    See the results of last year's Scottish campaign


    From Scotland to Yorkshire, we hope to run these campaigns each year, moving around different regions in the hope of distributing royalties to artists' heirs. We would love it if you could help us along the way.

    Wanted: Goodin, Naviasky, Booth and more

    Walter Goodin (1907-1992)

    A highly respected Hull painter who used Bridlington and its coastline as the inspiration for many of his best works, Walter Goodin was born in 1907 and began his working life as a manual labourer, before a chance encounter with a local lawyer unearthed his artistic talents. He was later mentored by the well-known East Riding artist, Frederick Elwell (1870-1958).

    Philip Naviasky (1894-1983)

    Born in Leeds to Polish-Jewish immigrant parents, Barnet Naviasky (born Berel Neviazhsky) and Fanny (née Levinson), Philip Naviasky won a scholarship to the Leeds School of Fine Arts in 1907. In 1912, he was the youngest ever student accepted into the Royal Academy school and went on to win a Royal Exhibition award and to study at the Royal College of Art. He spent his career in Leeds as an artist and art teacher at Leeds College of Art and was a well-known portrait and landscape painter in Yorkshire.
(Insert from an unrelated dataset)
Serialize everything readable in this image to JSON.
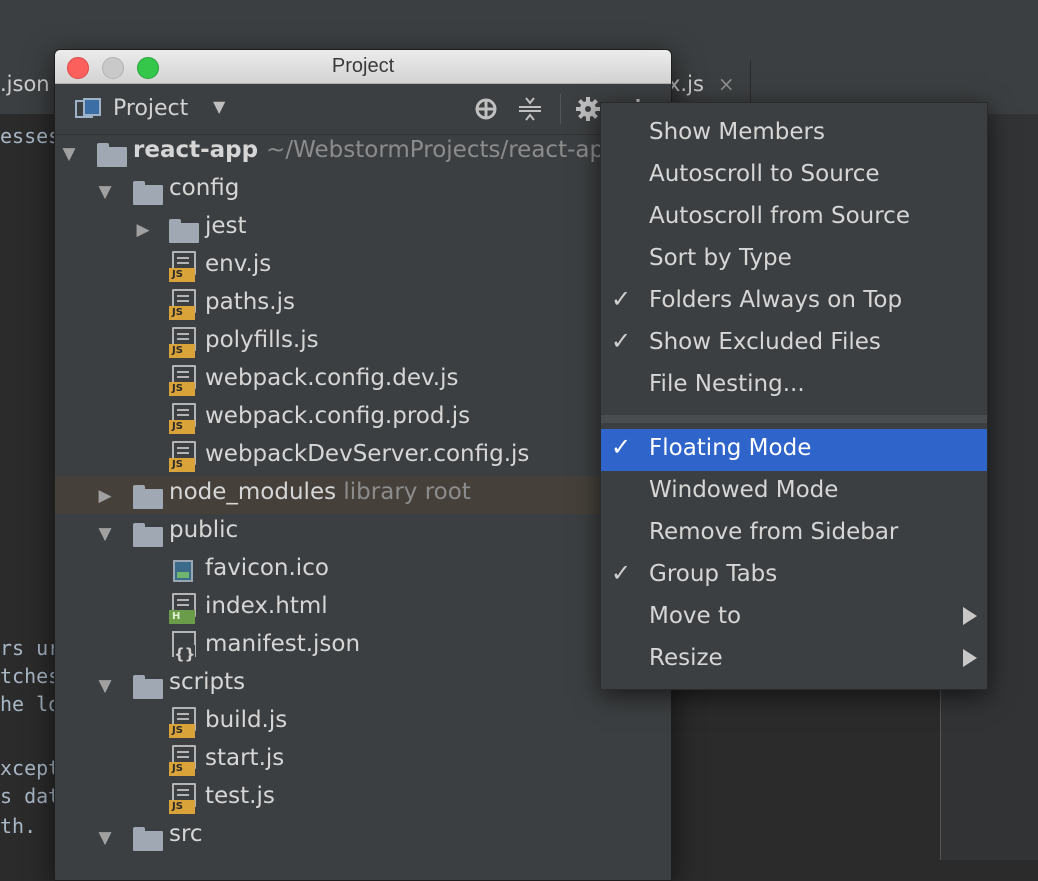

He later married Millie Naviasky, who died in 1994.

    James William Booth (1867-1953)

    Born in Middleton in Manchester, James William Booth studied at Manchester School of Art under Elias Bancroft. He moved to Scalby in 1901 and was a member of the Staithes Group of artists, the Manchester Academy and the Royal Cambrian Academy. In 1929 he married Lilian Hunter, daughter of the Yorkshire wicket keeper David Hunter.

    View the full list of Yorkshire artists here
     

    How you can help

    Think you have a lead? Please get in touch with our Artists’ Services Team at artistservices@dacs.org.uk.

    Time is running out to unite these heirs with the ARR royalties owed to them. After six years, where heirs aren’t found, we return the royalties to the gallery, auction house or dealer that sold the work.

    You can also help us by sharing this article with your networks or on social media using the hashtag #YorkshireArtMystery

    For further information, download our press release here.

    Related links:

    Learn more about the Artist's Resale Right for artists and artist estates  
    Gallery, auction house or dealer? Submit your recent sales details here  
    Join DACS as an artist's estate
     

    Image: Eye Glass Porthole, 2004 © Peter Finnemore. All Rights Reserved, DACS/Artimage 2018.

    Posted on 17/07/2018 by Jessica Bancroft